The Austin chapter of Entrepreneurs’ Organization today announced results from the latest Global Entrepreneur Indicator, showing that Austin business leaders have experienced strong growth — far outpacing the global average — and expect continued success going into the second half of 2014.
The biannual report surveys more than 9500 member entrepreneurs from around the globe, uncovering trends across a variety of performance-related metrics, including hiring, revenue growth and overall confidence in the business environment.
Highlights from the Austin survey, in comparison to global responses, include:
- 84% of Austin entrepreneurs plan to make additional full-time hires in the next six months, compared to 67% globally.
- 82% of Austin respondents have experienced an increase in revenue in the last six months, with 97% expecting continued revenue growth in the coming six months. Globally, 68% experienced recent revenue growth, and 83% expect future growth.
- 93% of Austin business owners would consider starting another business, compared to 84% globally.

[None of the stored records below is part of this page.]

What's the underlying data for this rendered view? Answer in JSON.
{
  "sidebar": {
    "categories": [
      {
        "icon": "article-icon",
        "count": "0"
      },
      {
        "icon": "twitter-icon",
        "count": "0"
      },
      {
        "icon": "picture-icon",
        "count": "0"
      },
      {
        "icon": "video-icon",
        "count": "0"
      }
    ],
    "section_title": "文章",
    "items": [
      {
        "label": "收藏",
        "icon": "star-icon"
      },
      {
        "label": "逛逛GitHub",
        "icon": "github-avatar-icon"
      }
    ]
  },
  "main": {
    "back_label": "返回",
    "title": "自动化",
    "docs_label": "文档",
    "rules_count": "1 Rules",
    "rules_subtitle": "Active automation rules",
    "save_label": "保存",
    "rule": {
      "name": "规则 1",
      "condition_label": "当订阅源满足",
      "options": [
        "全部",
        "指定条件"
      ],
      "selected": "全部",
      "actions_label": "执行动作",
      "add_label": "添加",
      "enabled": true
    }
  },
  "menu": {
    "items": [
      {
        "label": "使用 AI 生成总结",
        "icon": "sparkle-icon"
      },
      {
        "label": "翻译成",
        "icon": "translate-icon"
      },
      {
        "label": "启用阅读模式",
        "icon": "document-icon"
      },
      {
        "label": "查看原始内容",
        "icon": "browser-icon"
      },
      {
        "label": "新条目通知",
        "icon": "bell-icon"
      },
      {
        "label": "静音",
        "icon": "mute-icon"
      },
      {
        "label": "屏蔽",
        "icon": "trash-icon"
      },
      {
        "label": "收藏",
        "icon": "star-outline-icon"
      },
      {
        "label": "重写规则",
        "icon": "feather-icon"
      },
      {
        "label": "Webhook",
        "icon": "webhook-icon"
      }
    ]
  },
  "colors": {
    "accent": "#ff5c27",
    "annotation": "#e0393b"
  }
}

Its an impressive showing. BP3 has certainly been participating in this trend, and nothing makes me prouder than when our hiring counteracts another company’s layoffs. But it is more than just the EO survey, it is showing up in real hiring numbers according to the Austin Business Journal:
A surge in hiring has brought Austin’s unadjusted unemployment rate to a low of 4.4 percent in March from 4.8 percent in February, according to the Texas Workforce Commission.[…]
Statewide, the adjusted unemployment fell to 5.5 percent in March, down from 5.7 percent in February.
Nationally, adjusted unemployment remains at 6.7 percent, and gains in job creation have been offset by a growing labor force.
I don’t know how Austin is able to maintain a 1-percentage-point lead over Texas, and a 2 percentage-point lead over the USA generally. This relationship has held for several years now (perhaps as far back as 2009 or 2010). You’ll really notice the tight employment market when you try to contract out for skilled construction work or for software talent!